Obama adds Alabama civil rights area to Park Service
BIRMINGHAM, Ala. — President Barack Obama signed an order Thursday designating a historic civil rights district in Alabama as a national monument, placing several blocks of a city once rocked by racial violence on par with landmarks including the Grand Canyon.
The National Park Service now will have oversight of a downtown section of Birmingham, Ala. — a focal point of civil rights struggles in 1963 against harsh enforcement of laws mandating racial segregation.
Obama, who leaves office next week after serving eight years as the nation’s first African-American president, acted after Congress failed to approve legislation proposed to bring the several-block area into the federal park system.
“It is such a great tribute to the people of the city of Birmingham that President Obama would make this designation as one of his last actions before leaving the White House,” said Alabama Democratic U.S. Rep. Terri Sewell, who sponsored the legislation.
Agency employees now will be based in the district, which also becomes eligible for federal funding. The Park Service separately announced grants totaling more than $500,000 to benefit the area, part of $7.5 million in funding for civil rights sites nationwide.
The Birmingham Civil Rights National Monument will include the now-abandoned A.G. Gaston Motel, where the Rev. Martin Luther King Jr. planned weeks of demonstrations against segregation in the spring of 1963; the park where black protesters were met by police dogs and fire hoses; the 16th Street Baptist Church, where four black girls died in a Ku Klux Klan bombing that year; and the Birmingham Civil Rights Institute.
It also includes a business district that was a hub of black commerce for generations.
Obama also designated two other new national monuments linked to equal rights.
The new Freedom Riders National Monument in the east Alabama city of Anniston will include the Greyhound bus station where a racially integrated bus of activists was attacked in 1961. The Reconstruction Era National Monument in Beaufort County, S.C., will tell the story of a community built by freed slaves after the Civil War.
Stephanie K. Meeks, president of the National Trust for Historic Preservation, said the proclamation means Birmingham’s civil rights district will “join the ranks of national monuments and parks across the country that reflect seminal turning points in our history.”
“These new national monuments provide a place for reflection on how far we’ve come and how far we still have to go to achieve true equality for all,” she said in a statement.

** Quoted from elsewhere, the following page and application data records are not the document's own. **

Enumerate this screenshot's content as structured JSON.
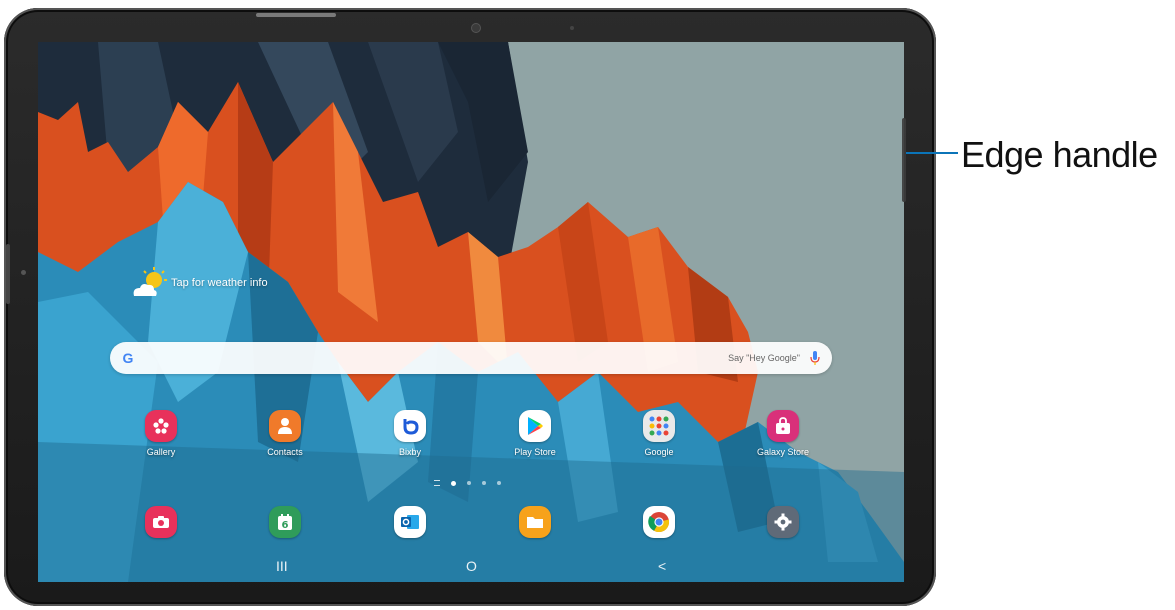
{
  "callout": {
    "label": "Edge handle"
  },
  "weather": {
    "text": "Tap for weather info"
  },
  "search": {
    "hint": "Say \"Hey Google\"",
    "logo": "G"
  },
  "apps_row1": [
    {
      "label": "Gallery",
      "icon": "gallery-icon",
      "color": "#e8315b"
    },
    {
      "label": "Contacts",
      "icon": "contacts-icon",
      "color": "#f07a2a"
    },
    {
      "label": "Bixby",
      "icon": "bixby-icon",
      "color": "#ffffff"
    },
    {
      "label": "Play Store",
      "icon": "play-store-icon",
      "color": "#ffffff"
    },
    {
      "label": "Google",
      "icon": "google-folder-icon",
      "color": "#e9e9e9"
    },
    {
      "label": "Galaxy Store",
      "icon": "galaxy-store-icon",
      "color": "#d9307a"
    }
  ],
  "apps_row2": [
    {
      "icon": "camera-icon",
      "color": "#e8315b"
    },
    {
      "icon": "calendar-icon",
      "color": "#2f9c5a",
      "text": "6"
    },
    {
      "icon": "outlook-icon",
      "color": "#ffffff"
    },
    {
      "icon": "my-files-icon",
      "color": "#f7a21b"
    },
    {
      "icon": "chrome-icon",
      "color": "#ffffff"
    },
    {
      "icon": "settings-icon",
      "color": "#5f6a78"
    }
  ],
  "pager": {
    "pages": 4,
    "active": 1
  },
  "navbar": {
    "recents": "III",
    "home": "O",
    "back": "<"
  }
}
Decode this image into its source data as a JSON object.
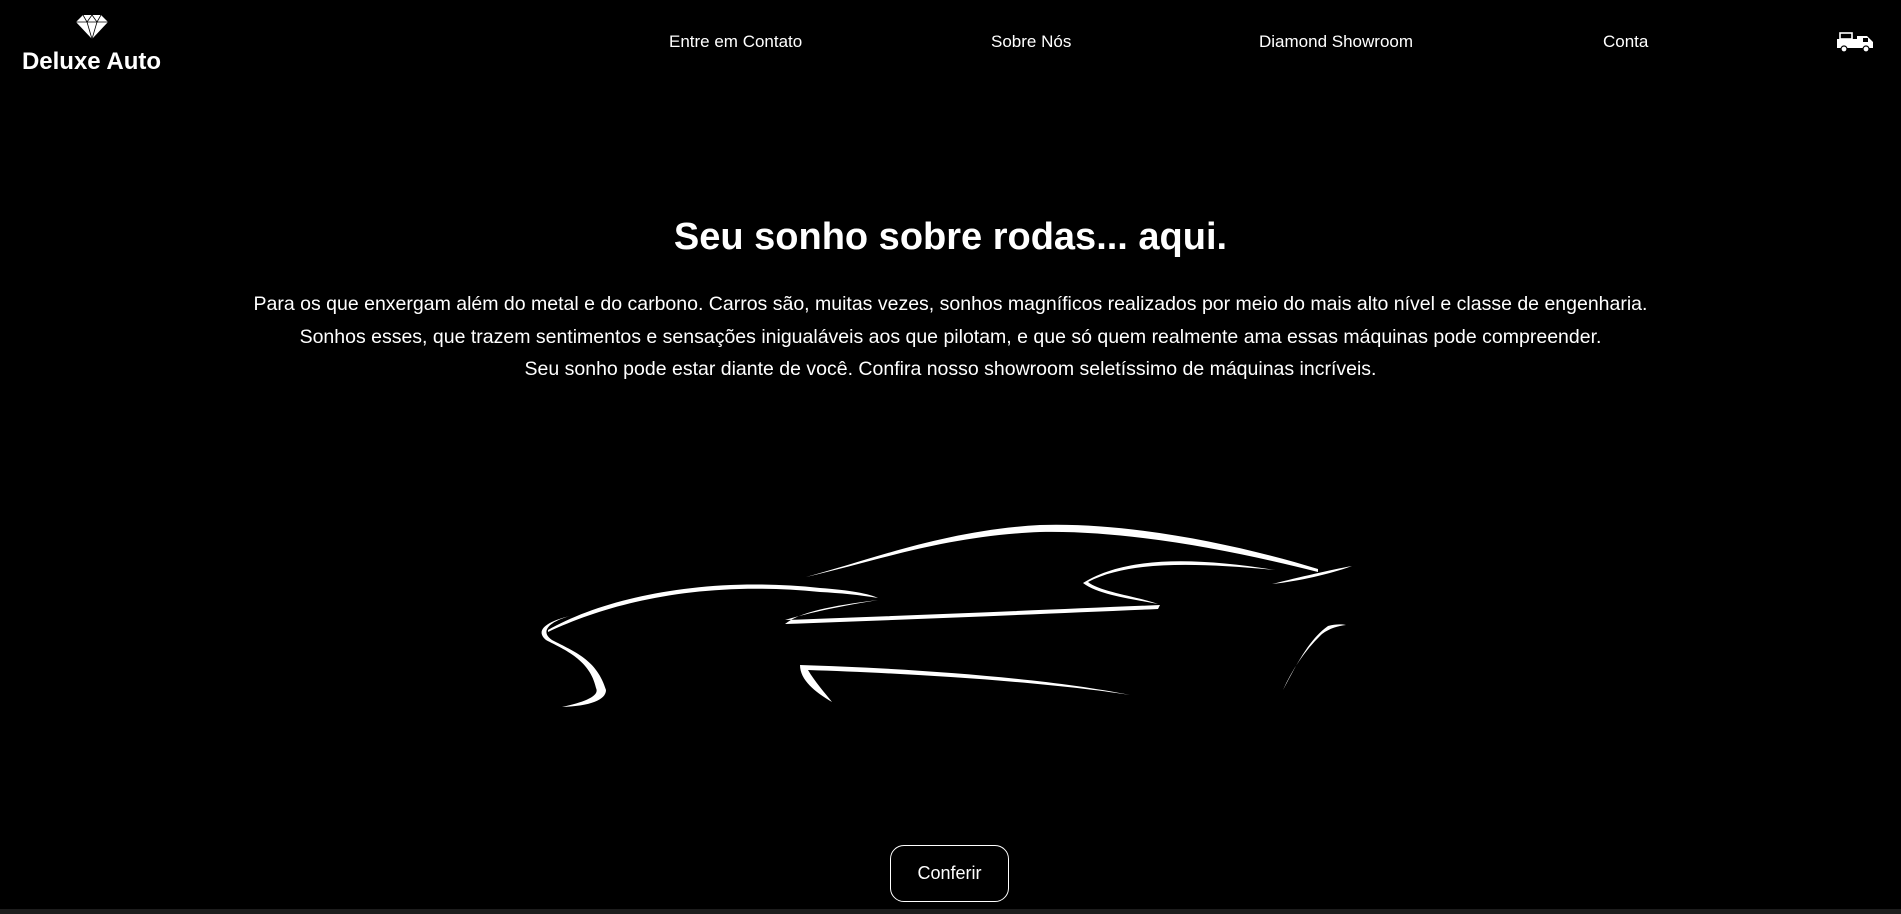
{
  "brand": {
    "name": "Deluxe Auto",
    "logo_icon": "diamond-icon"
  },
  "nav": {
    "items": [
      {
        "label": "Entre em Contato"
      },
      {
        "label": "Sobre Nós"
      },
      {
        "label": "Diamond Showroom"
      },
      {
        "label": "Conta"
      }
    ],
    "cart_icon": "delivery-truck-icon"
  },
  "hero": {
    "title": "Seu sonho sobre rodas... aqui.",
    "lines": [
      "Para os que enxergam além do metal e do carbono. Carros são, muitas vezes, sonhos magníficos realizados por meio do mais alto nível e classe de engenharia.",
      "Sonhos esses, que trazem sentimentos e sensações inigualáveis aos que pilotam, e que só quem realmente ama essas máquinas pode compreender.",
      "Seu sonho pode estar diante de você. Confira nosso showroom seletíssimo de máquinas incríveis."
    ],
    "illustration": "sports-car-silhouette",
    "cta_label": "Conferir"
  },
  "colors": {
    "background": "#000000",
    "text": "#ffffff"
  }
}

The city-owned Civil Rights Institute and park already draw thousands of visitors annually, and 16th Street Baptist is a civil rights landmark and home to an active congregation.
Local leaders and tourism officials hope even more visitors will show up once the site has National Park Service employees to greet visitors and explain the sites.
The most visible changes will occur at the now-ramshackle motel, where King met with aides in an upstairs suite called the “war room” during pivotal demonstrations in Birmingham.
The Rev. Martin Luther King Jr. addresses a crowd of some 3,000 people April 30, 1966, in Birmingham, Ala., in Kelly Ingram Park on the last day of his three-day whistle-stop tour of Alabama, encouraging black voters to vote as a bloc in the primary election.